I can’t believe how quickly 2011 is going. Fall–my favorite season–is in full swing, and fighting valiantly to keep winter at bay. This year is really the first year I’ve been able to enjoy fall since 2006. The hell otherwise known as law school consumed fall in 2007-2009, and studying for the patent bar ate fall 2010.
But Fall 2011 and I are buddies. Well, as much as we can be, considering how much time I spend holed up in my office like a photophobic mole rat. Lately it’s been cold and rainy here, but a couple weeks ago The Boy and I were lucky enough to sneak away to Hood River for the weekend. It was an amazing fall weekend and the weather was great. We ate, we drank, we rode on the train (squee!), and most importantly for baking purposes, we traversed The Fruit Loop.
See, Hood River is famous for its apples and pears, and they’re never any better than they are in the fall. No waxy, grainy, been-stored-in-a-cold-room-for-eight-months fruit here!
There’s approximately eleventy million different fruit stands on The Fruit Loop. Naturally, I wanted to stop at every one…because if the fruit is amazing at one stand, just imagine how amazing it is at the next one!!! But after just a couple of stops, I had enough fruit to feed a small army…and somehow The Boy managed to convince me that the world would not end if I did not stop at every fruit stand.
Well, Hood River was two weeks ago. My metric ton of apples and pears has been languishing in a bag on the kitchen floor ever since. (Thanks a heap, Grownup Job.) That all changed this afternoon…
Again, the secret of my crust will go to the grave with me. But I will say that when it comes to apple pie, don’t skimp on the fruit. I always use 6-8 apples, depending on their size. The dish should be heaped full of apples before it goes into the oven. If not, you will have a sad, deflated little pie with nowhere near enough delicious filling.
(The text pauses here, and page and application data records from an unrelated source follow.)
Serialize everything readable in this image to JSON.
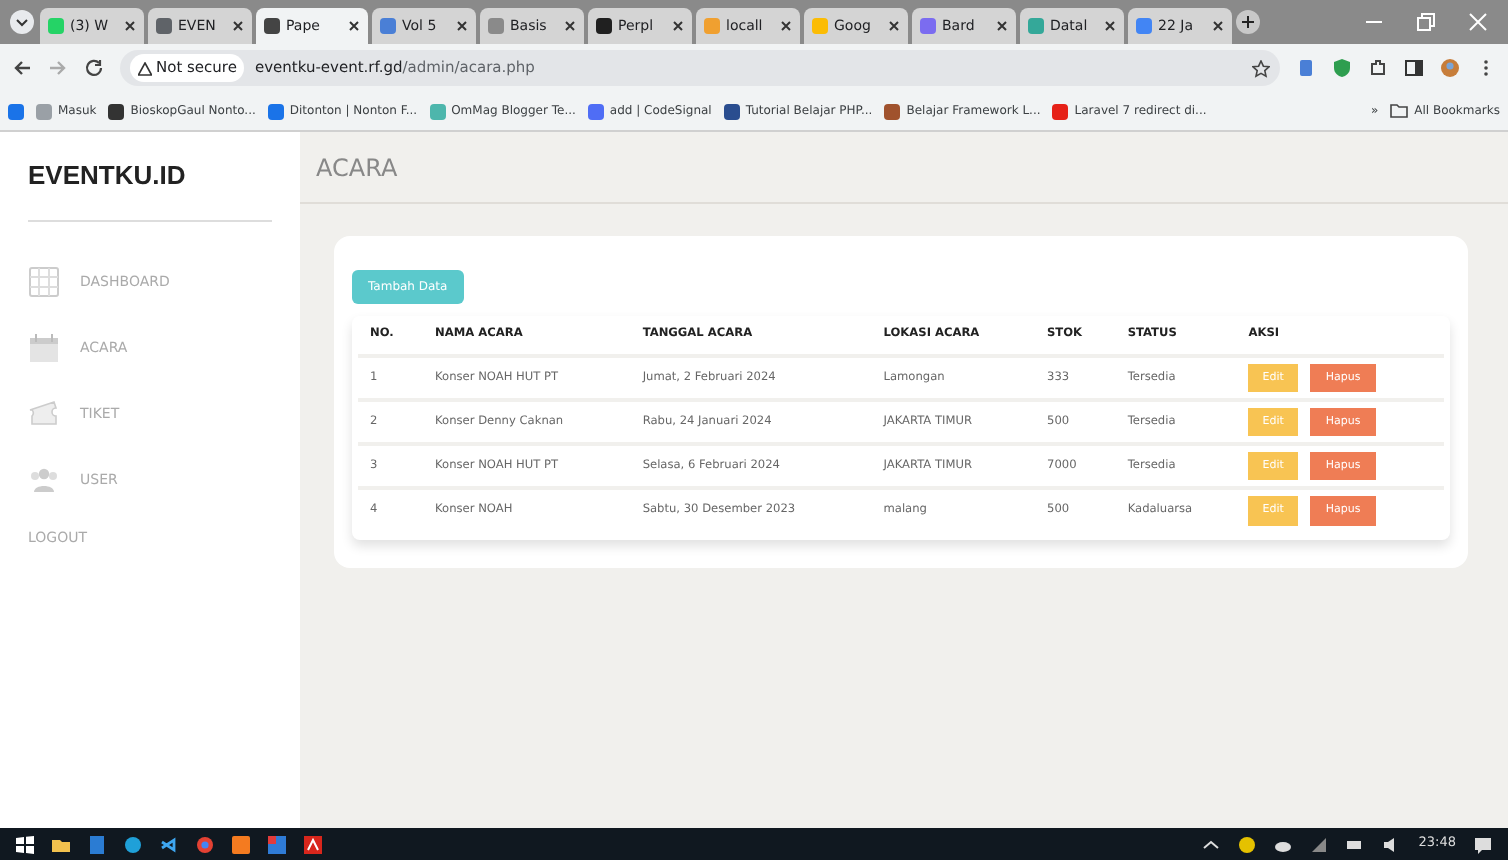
{
  "browser": {
    "tabs": [
      {
        "title": "(3) W",
        "selected": false,
        "color": "#25d366"
      },
      {
        "title": "EVEN",
        "selected": false,
        "color": "#5f6368"
      },
      {
        "title": "Pape",
        "selected": true,
        "color": "#444444"
      },
      {
        "title": "Vol 5",
        "selected": false,
        "color": "#4a7fd6"
      },
      {
        "title": "Basis",
        "selected": false,
        "color": "#8a8a8a"
      },
      {
        "title": "Perpl",
        "selected": false,
        "color": "#202020"
      },
      {
        "title": "locall",
        "selected": false,
        "color": "#f0a030"
      },
      {
        "title": "Goog",
        "selected": false,
        "color": "#fbbc04"
      },
      {
        "title": "Bard",
        "selected": false,
        "color": "#7b6cf0"
      },
      {
        "title": "Datal",
        "selected": false,
        "color": "#34a899"
      },
      {
        "title": "22 Ja",
        "selected": false,
        "color": "#4285f4"
      }
    ],
    "security": "Not secure",
    "url_host": "eventku-event.rf.gd",
    "url_path": "/admin/acara.php",
    "bookmarks": [
      {
        "color": "#1a73e8"
      },
      {
        "title": "Masuk",
        "color": "#9aa0a6"
      },
      {
        "title": "BioskopGaul Nonto...",
        "color": "#333333"
      },
      {
        "title": "Ditonton | Nonton F...",
        "color": "#1a73e8"
      },
      {
        "title": "OmMag Blogger Te...",
        "color": "#4db6ac"
      },
      {
        "title": "add | CodeSignal",
        "color": "#4f6df5"
      },
      {
        "title": "Tutorial Belajar PHP...",
        "color": "#2a4d8f"
      },
      {
        "title": "Belajar Framework L...",
        "color": "#a0522d"
      },
      {
        "title": "Laravel 7 redirect di...",
        "color": "#e62117"
      }
    ],
    "bookmarks_overflow": "»",
    "all_bookmarks": "All Bookmarks"
  },
  "sidebar": {
    "brand": "EVENTKU.ID",
    "items": [
      {
        "label": "DASHBOARD",
        "kind": "grid"
      },
      {
        "label": "ACARA",
        "kind": "calendar"
      },
      {
        "label": "TIKET",
        "kind": "ticket"
      },
      {
        "label": "USER",
        "kind": "users"
      },
      {
        "label": "LOGOUT",
        "kind": "plain"
      }
    ]
  },
  "page_title": "ACARA",
  "add_button": "Tambah Data",
  "table": {
    "columns": [
      "NO.",
      "NAMA ACARA",
      "TANGGAL ACARA",
      "LOKASI ACARA",
      "STOK",
      "STATUS",
      "AKSI"
    ],
    "rows": [
      {
        "no": "1",
        "name": "Konser NOAH HUT PT",
        "date": "Jumat, 2 Februari 2024",
        "location": "Lamongan",
        "stock": "333",
        "status": "Tersedia",
        "edit": "Edit",
        "delete": "Hapus"
      },
      {
        "no": "2",
        "name": "Konser Denny Caknan",
        "date": "Rabu, 24 Januari 2024",
        "location": "JAKARTA TIMUR",
        "stock": "500",
        "status": "Tersedia",
        "edit": "Edit",
        "delete": "Hapus"
      },
      {
        "no": "3",
        "name": "Konser NOAH HUT PT",
        "date": "Selasa, 6 Februari 2024",
        "location": "JAKARTA TIMUR",
        "stock": "7000",
        "status": "Tersedia",
        "edit": "Edit",
        "delete": "Hapus"
      },
      {
        "no": "4",
        "name": "Konser NOAH",
        "date": "Sabtu, 30 Desember 2023",
        "location": "malang",
        "stock": "500",
        "status": "Kadaluarsa",
        "edit": "Edit",
        "delete": "Hapus"
      }
    ]
  },
  "taskbar": {
    "clock": "23:48"
  }
}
Another trick to apple pie is do not fear spice! Of course you have to use cinnamon, but I’ve also used cloves, nutmeg, cardamom, allspice, etc…anything in that family of spices can only add to the character and complexity of the dish. Experimentation is key, but go light on the cardamom–it really packs a punch.
Finally, when the pie is done and out of the oven, I like to roll out the extra pie crust, sprinkle it with cinnamon and sugar, and bake it for 10-12 minutes at about 350 degrees. But be warned–it’s pretty much crack. Your butt will not thank you.
So, fall baking with apples: Check. Now I just have to figure out what to do with all those pears, pumpkin, and zucchini I’ve got laying around…stay tuned!